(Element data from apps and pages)
◇ ◇ ◇ ◇ ◇

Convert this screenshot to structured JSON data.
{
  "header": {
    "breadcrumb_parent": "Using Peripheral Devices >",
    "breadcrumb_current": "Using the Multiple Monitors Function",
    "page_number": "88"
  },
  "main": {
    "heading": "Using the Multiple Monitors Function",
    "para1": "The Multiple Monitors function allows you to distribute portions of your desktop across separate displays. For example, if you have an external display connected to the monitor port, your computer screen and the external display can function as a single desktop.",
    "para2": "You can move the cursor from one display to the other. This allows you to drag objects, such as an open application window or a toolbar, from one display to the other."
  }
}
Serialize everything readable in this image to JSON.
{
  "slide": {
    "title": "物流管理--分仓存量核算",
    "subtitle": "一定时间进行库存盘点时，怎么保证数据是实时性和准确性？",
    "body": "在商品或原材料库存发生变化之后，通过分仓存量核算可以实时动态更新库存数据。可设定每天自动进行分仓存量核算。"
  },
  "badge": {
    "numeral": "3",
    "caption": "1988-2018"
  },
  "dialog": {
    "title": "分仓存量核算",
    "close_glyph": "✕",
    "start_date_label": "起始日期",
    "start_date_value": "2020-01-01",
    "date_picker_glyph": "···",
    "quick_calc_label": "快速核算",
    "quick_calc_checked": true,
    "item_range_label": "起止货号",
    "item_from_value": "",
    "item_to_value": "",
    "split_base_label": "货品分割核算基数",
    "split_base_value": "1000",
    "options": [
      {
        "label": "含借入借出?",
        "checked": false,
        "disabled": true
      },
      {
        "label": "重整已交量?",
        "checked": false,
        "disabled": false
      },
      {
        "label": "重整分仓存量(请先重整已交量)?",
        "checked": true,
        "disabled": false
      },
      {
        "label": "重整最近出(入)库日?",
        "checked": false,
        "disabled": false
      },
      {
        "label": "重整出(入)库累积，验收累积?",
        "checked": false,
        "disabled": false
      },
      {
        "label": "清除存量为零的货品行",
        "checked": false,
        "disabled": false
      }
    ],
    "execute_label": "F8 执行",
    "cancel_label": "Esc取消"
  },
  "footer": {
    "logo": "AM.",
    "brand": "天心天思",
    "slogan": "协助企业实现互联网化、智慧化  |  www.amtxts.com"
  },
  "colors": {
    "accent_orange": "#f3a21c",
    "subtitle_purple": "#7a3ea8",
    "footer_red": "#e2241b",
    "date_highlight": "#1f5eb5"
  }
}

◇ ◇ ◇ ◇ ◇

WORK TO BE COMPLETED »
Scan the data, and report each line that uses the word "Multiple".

EXPECTED ANSWER »
    "breadcrumb_current": "Using the Multiple Monitors Function",
    "heading": "Using the Multiple Monitors Function",
    "para1": "The Multiple Monitors function allows you to distribute portions of your desktop across separate displays. For example, if you have an external display connected to the monitor port, your computer screen and the external display can function as a single desktop.",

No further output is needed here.